Every religion has a calendar of holy days it uses. Most religions overlap in their observances, as they are usually tied to planting or harvest, and various symbols that illustrate the changing of the seasons. Wicca is no different, and you will find the major holidays are close to, or overlap, with the common holiday calendar.
The Wheel of the Year is the name of the Wiccan calendar; it refers to the cycle of sacred days throughout the year, and is another foundation of the Wiccan faith. Much of this calender is tied in, and corresponds with, the phases of the moon, the equinoxes, and solstices. Activities typical to each season are also represented: planting, harvest, or the dormancy of winter, for example.
Sabbats (Major Holidays)
There are eight major holidays to the Wheel of the Year. These days correspond to the equinoxes, solstices, and sacred days -- such as the new year. Many of these holidays may correspond to the mainstream holiday calendar, which was also historically tied to the solstices and activities of the seasons. Different paths may alter the names a bit to reflect their chosen pantheon, or other symbolic meaning. The names used here are the most common. Here is the calendar:
Yule: This is the day of the winter solstice, usually around December 19-22. It is the shortest day of the year and corresponds to the return of the Sun being up longer. In ritual, this is when the goddess gives birth to the god, thus beginning the cycle of rebirth: winter turning into spring, and then summer. This holiday includes many of the commonly known "Christmas" decorations -- trees, ornaments, candles, and the Yule log.
Imbolc: This falls on February 2 and is the next sacred day, but doesn't correspond to any specific astrological events. Rather, it is the continuing celebration of the goddess giving birth to the god. Imbolc is a celebration of Her successful recovery and movement into a period of growth. These themes of new birth, growth, and fertilization make Imbolc a common time for initiations, or re-dedication to one's chosen path.
Ostara is the spring equinox,, usually falling around March 19-22. Ostara is a solar festival, oriented toward the beginning of the planting season and the coming of spring. Here, the goddess is the maiden, and the god is in the prime of his youth. They begin their courtship here; as the earth begins to bloom so does their relationship. Symbols of this holiday are eggs, flowers, or suns - anything that welcomes spring.
Beltane: Coming with the start of May, Beltane is the celebration of god's growth from youth into manhood. He is the consort of the goddess. Here, the themes of sexuality and fertility come into play. Rituals may include dancing the May Pole, or deepening your relationship with your own consort.
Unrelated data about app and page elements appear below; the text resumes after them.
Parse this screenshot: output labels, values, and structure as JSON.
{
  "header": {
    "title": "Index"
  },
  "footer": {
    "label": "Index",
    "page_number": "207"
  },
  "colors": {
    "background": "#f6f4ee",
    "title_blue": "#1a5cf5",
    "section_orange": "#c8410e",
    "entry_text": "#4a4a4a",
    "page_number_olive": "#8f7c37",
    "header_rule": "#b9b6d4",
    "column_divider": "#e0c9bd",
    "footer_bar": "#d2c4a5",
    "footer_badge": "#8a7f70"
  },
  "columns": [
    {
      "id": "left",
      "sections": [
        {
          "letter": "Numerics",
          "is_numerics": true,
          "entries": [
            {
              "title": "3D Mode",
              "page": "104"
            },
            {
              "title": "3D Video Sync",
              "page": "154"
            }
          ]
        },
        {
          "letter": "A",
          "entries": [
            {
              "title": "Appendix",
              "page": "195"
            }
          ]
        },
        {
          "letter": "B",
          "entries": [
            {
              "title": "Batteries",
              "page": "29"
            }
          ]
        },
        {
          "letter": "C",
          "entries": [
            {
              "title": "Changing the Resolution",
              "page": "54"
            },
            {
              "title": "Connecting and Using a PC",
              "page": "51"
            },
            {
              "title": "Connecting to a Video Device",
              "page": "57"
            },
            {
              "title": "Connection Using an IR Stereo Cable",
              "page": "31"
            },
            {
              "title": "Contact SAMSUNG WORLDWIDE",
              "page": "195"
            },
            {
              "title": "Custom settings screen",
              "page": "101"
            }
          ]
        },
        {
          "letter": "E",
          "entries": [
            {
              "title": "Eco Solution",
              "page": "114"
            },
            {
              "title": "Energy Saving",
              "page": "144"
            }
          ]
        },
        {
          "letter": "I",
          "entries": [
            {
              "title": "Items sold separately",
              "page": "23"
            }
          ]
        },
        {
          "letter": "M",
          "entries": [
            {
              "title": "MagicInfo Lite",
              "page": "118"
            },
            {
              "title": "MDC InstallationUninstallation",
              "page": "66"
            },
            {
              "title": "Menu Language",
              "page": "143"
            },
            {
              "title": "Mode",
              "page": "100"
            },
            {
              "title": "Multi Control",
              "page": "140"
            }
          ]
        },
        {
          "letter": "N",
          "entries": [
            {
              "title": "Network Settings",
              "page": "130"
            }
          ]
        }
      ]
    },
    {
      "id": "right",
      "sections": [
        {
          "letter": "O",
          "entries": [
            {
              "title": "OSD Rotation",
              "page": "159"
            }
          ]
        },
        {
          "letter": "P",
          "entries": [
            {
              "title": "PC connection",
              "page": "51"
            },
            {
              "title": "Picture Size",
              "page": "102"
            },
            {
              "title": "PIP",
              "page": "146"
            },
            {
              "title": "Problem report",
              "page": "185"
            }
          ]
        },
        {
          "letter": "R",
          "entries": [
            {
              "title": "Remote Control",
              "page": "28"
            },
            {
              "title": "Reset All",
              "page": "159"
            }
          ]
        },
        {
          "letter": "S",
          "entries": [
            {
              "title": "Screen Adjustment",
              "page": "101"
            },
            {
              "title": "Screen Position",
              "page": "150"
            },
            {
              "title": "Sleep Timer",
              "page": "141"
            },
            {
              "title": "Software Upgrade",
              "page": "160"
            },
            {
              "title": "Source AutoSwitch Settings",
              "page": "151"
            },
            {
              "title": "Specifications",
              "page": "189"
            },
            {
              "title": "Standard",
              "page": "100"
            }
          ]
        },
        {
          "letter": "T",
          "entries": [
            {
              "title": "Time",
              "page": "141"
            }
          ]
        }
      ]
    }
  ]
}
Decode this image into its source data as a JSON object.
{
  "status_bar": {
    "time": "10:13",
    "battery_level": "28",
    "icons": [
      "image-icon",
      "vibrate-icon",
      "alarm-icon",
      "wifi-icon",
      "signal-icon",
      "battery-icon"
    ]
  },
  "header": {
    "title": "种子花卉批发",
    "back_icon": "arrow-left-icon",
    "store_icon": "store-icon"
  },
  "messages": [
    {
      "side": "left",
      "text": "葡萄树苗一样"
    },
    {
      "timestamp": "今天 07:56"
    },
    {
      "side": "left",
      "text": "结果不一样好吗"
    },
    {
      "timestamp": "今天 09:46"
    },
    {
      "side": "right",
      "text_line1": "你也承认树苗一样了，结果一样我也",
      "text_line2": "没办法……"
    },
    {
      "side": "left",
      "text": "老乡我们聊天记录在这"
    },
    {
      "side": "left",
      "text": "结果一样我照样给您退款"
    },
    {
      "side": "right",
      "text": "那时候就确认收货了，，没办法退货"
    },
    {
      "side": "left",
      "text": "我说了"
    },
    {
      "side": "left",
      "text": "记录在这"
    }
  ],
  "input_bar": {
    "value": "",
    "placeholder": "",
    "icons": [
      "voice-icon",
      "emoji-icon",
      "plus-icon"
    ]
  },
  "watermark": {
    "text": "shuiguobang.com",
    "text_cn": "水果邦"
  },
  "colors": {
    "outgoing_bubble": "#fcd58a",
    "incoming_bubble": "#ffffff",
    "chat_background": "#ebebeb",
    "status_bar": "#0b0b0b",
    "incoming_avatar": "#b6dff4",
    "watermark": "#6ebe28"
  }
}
Litha is the summer solstice, usually falling between June 19-22. The goddess is pregnant, which is reflected in the bountiful fertility of the earth; the flowers are in full bloom, and everything is in full swing. This is the longest day of the year, and is symbolically marked with fire. Weddings, partnerships, consummations are all common to this day when the power of nature is at its peak.
Lughnasad: This is the festival of the first harvest on August 1. Plant life is beginning to fade as its fruits and seed become ripe for harvest. The god, too is dying, and at the same time germinating inside the Goddess to be reborn anew as the cycle continues. Symbols of this day are symbols of the harvest season, bread, corn, cornucopias.
Mabon is the fall equinox, between September 19-22. This is the completion of the harvest season, where day and night are equal. The fruits of the harvest are celebrated, as are the seasons that have come before. Here, the god is preparing to leave his old body and be reborn to the goddess.
Esbats (Minor Holidays:
Esbats are celebrations of the full moon; there are 13 full moons per year. Esbats are days to deepen your relationship with the goddess, perform magick, or develop your practice.The full moon contains a power that is useful for strengthening your relationship to your path.
Much of this calendar follows closely with the mainstream holiday calendar we all know, as the turn of the seasons has always been noted. Many Wiccans also choose to still include holidays like Christmas in with their practice -- not for the religious aspects, but for ease in remaining integrated with family. Some also keep their holidays on the same day as mainstream holidays so that they get the same days off from work and school. Workplaces and schools can be hesitant to make allowances for Wiccan holidays, and the practitioners themselves may not be public about their religious choices. The fluid and accepting nature of the Wiccan faith understands and allows for this, as it does not require its practitioners to be tied to a dogmatic calendar system. Keeping with both calendars is really up to the practitioner and how they choose to integrate the mainstream in with their path.